|The most successful element of this initiative was the holistic perspective, having different types of professionals there at the camps to assist in whatever capacity was necessary. There were no specific innovations that came out of this project, as these things exist in other countries too. More ideas could have been used from other similar projects in other locations, but it was very limited. The main goal should be prevention in terms of health, and unfortunately, no one is really doing that in Hungary.
|6. Impact (How the initiative changed or produced an impact on the targeted beneficiaries, in its context and beyond – lessons learnt)
|The SOS Refugees initiative had an overall positive impact on the people that were helped. They were given better care than what they were receiving in the camps, if any at all, and hopefully the programme was able to improve the health condition of some people. Maybe they had a better experience with the medical system thanks to the doctors and nurses that helped, and as a side effect perhaps they felt more human in their surroundings.
|7. Ease of implementation(Optional field. Please specify how easy (or not) was to implement the initiative. Please identify the factors that contributed to the smooth implementation and/or the difficulties encountered)
|It was very difficult to implement this programme. The doctors involved could only do so much–they could prescribe medicine, conduct check-ups, give vaccinations if needed, but there was still a gap that remained between what was detected, and what was actually cured. Doctors could not always do things like certain procedures at the camps until the official system understood the diagnosis. This could take a long time. Also, if an operation was needed, some of the doctors involved in the programme were not qualified to do so.
|8. Tools and resources for implementation(Optional field. If possible, please specify, enumerate and describe the human, material and financial resources allocated to the implementation of the initiative)
|9. Other/additional information (Optional field. Please share any other relevant information regarding this initiative)
|These gaps between the official health care system and standards of health care setup are extremely important and must be addressed.
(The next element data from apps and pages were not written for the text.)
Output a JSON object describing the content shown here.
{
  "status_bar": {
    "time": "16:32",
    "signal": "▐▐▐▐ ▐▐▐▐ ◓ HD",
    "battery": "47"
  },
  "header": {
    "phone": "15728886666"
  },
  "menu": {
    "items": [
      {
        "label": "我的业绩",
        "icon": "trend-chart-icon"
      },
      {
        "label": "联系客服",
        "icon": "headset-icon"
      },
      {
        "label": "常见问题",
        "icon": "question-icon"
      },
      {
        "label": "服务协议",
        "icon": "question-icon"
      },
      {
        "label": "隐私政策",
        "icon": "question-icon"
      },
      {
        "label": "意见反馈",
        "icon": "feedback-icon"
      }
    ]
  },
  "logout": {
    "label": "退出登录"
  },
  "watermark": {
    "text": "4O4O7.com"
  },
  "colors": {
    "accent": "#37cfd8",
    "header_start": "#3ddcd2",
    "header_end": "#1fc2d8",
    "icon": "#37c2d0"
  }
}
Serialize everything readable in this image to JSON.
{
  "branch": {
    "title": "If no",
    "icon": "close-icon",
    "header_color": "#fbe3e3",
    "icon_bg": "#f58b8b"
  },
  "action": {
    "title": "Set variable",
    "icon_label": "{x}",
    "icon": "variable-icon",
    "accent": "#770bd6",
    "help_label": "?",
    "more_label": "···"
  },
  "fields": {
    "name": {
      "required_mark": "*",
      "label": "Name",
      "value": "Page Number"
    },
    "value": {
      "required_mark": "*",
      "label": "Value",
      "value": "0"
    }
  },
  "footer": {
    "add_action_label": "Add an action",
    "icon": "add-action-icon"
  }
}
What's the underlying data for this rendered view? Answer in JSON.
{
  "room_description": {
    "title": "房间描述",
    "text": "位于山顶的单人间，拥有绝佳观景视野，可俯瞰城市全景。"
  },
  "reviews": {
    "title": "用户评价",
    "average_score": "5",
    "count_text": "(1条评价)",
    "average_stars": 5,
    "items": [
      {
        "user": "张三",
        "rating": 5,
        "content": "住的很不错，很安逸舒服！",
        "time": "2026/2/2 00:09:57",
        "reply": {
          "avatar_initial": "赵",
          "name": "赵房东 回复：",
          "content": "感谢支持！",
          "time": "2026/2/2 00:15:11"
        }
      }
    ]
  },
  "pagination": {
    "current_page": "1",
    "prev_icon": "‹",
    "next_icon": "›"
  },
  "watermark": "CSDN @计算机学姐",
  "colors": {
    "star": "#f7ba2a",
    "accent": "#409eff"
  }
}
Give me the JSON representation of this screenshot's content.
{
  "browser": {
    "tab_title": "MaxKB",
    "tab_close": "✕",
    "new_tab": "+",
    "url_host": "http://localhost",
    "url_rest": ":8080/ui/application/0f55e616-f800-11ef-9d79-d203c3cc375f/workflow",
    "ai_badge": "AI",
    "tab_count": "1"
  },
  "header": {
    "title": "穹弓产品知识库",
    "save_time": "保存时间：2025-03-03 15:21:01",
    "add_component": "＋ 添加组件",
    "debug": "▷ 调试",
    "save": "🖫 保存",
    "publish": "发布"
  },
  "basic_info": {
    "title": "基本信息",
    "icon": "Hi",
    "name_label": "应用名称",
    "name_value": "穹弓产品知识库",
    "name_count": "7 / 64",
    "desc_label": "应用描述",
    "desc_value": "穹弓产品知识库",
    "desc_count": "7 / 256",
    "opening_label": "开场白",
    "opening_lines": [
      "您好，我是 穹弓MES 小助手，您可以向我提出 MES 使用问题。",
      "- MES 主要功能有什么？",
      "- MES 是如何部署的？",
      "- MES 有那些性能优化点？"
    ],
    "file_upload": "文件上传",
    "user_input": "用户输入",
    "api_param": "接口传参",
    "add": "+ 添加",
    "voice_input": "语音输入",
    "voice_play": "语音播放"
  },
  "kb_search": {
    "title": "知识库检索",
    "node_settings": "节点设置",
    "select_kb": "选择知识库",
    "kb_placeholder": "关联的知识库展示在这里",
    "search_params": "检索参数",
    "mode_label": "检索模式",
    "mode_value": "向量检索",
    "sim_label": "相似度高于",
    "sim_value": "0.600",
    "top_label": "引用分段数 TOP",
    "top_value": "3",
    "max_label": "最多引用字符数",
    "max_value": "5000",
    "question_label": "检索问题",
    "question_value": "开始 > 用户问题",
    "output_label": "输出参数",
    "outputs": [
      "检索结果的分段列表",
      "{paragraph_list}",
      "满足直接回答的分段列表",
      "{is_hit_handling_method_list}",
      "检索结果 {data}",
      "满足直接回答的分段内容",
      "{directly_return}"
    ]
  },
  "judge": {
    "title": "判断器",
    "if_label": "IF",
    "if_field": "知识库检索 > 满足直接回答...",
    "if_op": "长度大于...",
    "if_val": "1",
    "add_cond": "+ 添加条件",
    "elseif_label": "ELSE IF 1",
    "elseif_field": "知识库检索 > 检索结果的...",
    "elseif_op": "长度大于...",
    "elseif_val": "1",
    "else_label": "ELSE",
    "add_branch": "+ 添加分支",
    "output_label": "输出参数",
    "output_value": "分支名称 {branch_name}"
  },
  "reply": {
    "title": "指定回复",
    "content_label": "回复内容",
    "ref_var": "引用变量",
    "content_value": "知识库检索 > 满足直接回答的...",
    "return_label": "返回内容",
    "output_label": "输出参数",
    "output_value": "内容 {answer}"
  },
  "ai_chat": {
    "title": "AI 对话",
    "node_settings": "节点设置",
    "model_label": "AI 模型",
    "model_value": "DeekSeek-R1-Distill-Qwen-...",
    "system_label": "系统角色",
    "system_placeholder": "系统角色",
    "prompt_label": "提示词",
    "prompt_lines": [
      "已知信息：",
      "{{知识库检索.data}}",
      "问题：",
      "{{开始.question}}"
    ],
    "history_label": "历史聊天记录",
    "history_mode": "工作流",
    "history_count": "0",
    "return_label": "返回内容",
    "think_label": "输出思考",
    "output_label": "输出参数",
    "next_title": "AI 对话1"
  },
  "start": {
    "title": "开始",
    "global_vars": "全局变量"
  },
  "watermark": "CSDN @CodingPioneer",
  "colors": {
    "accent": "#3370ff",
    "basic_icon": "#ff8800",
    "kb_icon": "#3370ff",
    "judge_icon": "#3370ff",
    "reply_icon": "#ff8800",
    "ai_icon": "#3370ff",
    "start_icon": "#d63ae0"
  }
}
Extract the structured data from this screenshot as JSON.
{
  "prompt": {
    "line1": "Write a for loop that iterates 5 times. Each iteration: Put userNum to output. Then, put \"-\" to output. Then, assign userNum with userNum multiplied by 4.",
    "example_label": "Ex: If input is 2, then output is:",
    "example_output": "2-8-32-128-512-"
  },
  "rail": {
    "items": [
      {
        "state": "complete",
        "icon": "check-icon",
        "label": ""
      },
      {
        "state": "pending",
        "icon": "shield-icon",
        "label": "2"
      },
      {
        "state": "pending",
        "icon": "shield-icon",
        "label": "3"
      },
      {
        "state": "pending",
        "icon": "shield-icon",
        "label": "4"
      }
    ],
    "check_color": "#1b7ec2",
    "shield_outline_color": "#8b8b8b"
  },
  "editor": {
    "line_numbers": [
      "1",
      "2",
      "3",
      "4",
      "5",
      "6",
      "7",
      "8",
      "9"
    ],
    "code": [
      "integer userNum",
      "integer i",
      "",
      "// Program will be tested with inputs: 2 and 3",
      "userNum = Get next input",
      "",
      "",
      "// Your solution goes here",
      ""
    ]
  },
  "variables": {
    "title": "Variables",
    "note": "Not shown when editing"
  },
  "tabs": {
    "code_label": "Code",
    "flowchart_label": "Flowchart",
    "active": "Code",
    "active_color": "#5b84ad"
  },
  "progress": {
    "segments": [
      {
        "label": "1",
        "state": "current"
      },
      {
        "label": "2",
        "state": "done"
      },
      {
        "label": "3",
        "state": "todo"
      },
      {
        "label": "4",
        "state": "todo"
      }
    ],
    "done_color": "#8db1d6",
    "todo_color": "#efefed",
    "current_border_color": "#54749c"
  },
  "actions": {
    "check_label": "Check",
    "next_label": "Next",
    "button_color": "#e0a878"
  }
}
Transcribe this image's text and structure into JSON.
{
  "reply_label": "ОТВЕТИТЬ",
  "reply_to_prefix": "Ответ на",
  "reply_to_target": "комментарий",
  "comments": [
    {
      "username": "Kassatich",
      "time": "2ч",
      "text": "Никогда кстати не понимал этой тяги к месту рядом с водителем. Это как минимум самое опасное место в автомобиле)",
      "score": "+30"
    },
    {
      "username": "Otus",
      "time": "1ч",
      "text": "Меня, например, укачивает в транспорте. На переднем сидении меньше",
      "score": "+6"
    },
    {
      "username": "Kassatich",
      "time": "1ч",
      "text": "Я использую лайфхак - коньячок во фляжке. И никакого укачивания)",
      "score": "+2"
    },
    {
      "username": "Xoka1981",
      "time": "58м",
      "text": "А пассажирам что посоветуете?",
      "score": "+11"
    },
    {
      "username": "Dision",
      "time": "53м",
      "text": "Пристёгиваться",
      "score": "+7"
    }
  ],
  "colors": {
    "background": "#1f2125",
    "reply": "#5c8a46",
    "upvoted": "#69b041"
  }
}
The doctor is obligated to say if an operation is needed, even if they are not able to do it themselves. They must give a diagnosis if one is necessary, but it is hard to say when or if someone will be able to get to the hospital from the camp.